In the end, as I wasn’t working, We hired a Luton van for the first trip, made a couple of trips with one of our cars and a box trailer, then finished off the house move by renting a van with a tow bar to take up the 10’x6’ life-stock trailer I had been ‘waterproofing’ before things went tits-up. From late December to early February, I managed four trips of about fourteen hours between Thurso and London, with a couple of ferry trips thrown in to and from Flotta, covering about 6000 miles back and forth in total.
I did take a couple of days rest between trips, but that was mainly spent emptying the vehicles and unpacking boxes on arrival, before heading back South to fill up the boxes once more before doing it all over again. And again. And again. Fair enough to say, I was fairly chin-strapped at the end of it. Claire did her part; whilst I was moving everything, she had been completely blitzing the house we’d rented when she wasn’t working to ensure we got our deposit back. We’d need the money!
Having already visited Flotta at various times beforehand over the summer and autumn last year to stay in our new place (as well as keep on top of cutting the grass), we had already made some good friends on the island. When compared to London particularly, the mindset up here means people are much more resourceful and willing to help each other out with regards to getting things done, what I consider a vital aspect of island life. This was much closer to the mindset I had gotten used to as a soldier during my eleven years in the Army, where you could actually rely on those around you. Having watched London change over the last forty years, the one thing I can honestly say is it isn’t the place I grew up in. Somewhere along the way it lost it’s soul, to the detriment of all who live and work there. You could quite easily spend two years living in a place, but due to work commitments there was never really any time to get to know your neighbors. I’m sure there are those that would disagree, but you’ve only got to stand on a street corner in the City of London to see just how many people are actually tuned out to what’s going on around them. Too busy looking at their mobile devices or listening to the music on the iPhones when not making phone calls to engage with those around them.

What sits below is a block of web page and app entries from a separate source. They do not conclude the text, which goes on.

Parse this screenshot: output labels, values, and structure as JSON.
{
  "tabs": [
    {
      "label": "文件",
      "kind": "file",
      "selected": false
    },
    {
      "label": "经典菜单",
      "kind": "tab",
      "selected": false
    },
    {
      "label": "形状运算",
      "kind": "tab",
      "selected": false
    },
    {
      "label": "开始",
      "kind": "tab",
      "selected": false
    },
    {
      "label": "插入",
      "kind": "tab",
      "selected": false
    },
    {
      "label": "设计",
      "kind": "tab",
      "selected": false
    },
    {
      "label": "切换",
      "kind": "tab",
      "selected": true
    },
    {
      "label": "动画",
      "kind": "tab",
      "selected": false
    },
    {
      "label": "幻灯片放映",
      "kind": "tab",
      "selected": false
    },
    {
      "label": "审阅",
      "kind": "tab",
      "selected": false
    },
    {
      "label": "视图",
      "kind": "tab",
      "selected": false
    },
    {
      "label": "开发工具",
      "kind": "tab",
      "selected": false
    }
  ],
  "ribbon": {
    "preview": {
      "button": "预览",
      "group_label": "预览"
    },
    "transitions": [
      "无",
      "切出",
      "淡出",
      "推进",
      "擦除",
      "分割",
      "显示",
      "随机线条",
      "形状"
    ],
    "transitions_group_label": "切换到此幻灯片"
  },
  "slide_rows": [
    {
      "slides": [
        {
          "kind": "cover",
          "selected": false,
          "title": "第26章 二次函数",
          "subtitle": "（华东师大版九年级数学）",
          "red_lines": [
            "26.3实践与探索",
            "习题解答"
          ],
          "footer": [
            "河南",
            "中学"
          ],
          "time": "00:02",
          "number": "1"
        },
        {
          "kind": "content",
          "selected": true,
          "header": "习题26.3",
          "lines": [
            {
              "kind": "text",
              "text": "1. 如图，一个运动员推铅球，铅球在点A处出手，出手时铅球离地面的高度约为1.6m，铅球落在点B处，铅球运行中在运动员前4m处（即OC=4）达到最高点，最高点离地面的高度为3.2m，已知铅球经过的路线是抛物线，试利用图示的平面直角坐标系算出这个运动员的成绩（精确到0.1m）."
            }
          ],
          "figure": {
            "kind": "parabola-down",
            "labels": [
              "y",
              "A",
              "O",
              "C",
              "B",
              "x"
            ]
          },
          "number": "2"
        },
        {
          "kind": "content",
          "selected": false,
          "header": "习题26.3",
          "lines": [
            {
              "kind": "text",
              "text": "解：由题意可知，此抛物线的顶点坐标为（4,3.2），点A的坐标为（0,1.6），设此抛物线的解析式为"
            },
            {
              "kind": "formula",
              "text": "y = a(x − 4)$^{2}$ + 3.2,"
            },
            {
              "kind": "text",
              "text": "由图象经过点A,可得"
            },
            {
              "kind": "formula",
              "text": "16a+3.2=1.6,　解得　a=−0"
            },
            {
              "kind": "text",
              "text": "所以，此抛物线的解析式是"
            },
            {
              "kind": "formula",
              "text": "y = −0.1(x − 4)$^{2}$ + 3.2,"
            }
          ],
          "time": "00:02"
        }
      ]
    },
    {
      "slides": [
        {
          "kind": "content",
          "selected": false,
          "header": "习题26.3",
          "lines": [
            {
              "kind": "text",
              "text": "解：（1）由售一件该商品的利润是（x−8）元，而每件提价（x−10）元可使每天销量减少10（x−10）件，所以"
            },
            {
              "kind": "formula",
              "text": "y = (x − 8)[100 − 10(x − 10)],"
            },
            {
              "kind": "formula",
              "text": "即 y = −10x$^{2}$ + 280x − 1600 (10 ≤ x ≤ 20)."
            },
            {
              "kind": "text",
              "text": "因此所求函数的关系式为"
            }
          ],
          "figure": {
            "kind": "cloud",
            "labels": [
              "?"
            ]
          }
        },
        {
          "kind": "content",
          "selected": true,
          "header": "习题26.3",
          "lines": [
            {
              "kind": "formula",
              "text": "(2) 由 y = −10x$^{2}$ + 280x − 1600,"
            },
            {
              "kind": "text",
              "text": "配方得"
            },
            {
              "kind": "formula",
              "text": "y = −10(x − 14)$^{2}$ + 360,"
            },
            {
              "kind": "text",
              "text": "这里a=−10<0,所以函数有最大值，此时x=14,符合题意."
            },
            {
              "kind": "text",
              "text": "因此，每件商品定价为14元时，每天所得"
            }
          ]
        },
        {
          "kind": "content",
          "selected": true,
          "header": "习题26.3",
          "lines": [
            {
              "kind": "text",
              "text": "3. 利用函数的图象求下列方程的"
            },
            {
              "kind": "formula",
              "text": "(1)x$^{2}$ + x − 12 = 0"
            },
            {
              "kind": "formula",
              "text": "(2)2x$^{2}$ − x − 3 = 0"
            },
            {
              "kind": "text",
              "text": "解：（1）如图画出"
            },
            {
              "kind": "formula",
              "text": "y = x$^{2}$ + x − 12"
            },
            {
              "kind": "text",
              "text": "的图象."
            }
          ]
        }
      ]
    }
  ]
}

Communications technology is a wonderful thing, I’ve been fortunate to see and work with it as it’s developed over the last thirty years, but it can take over your life to the point where nothing else can seem to matter. Sometimes it’s useful just to remember that it’s there as a means to an end, not to the exclusion everything else.
With the house move and hand over of our old place finally out of the way by mid February, I set about sorting out our possessions and trying to make room for everything, whilst Claire continued to work in Chiswick. The weather was pretty bleak on the isles at this time, although funnily enough I didn’t really mind. For the first time in years I was comfortable in my environment; being a former soldier I much prefer inclement weather and being out and about in the great outdoors. The next issue to face was getting work on a regular basis so Claire could then think about coming up to join me.
Easier said than done!
Next week we find out how Carl has settled in to life in Flotta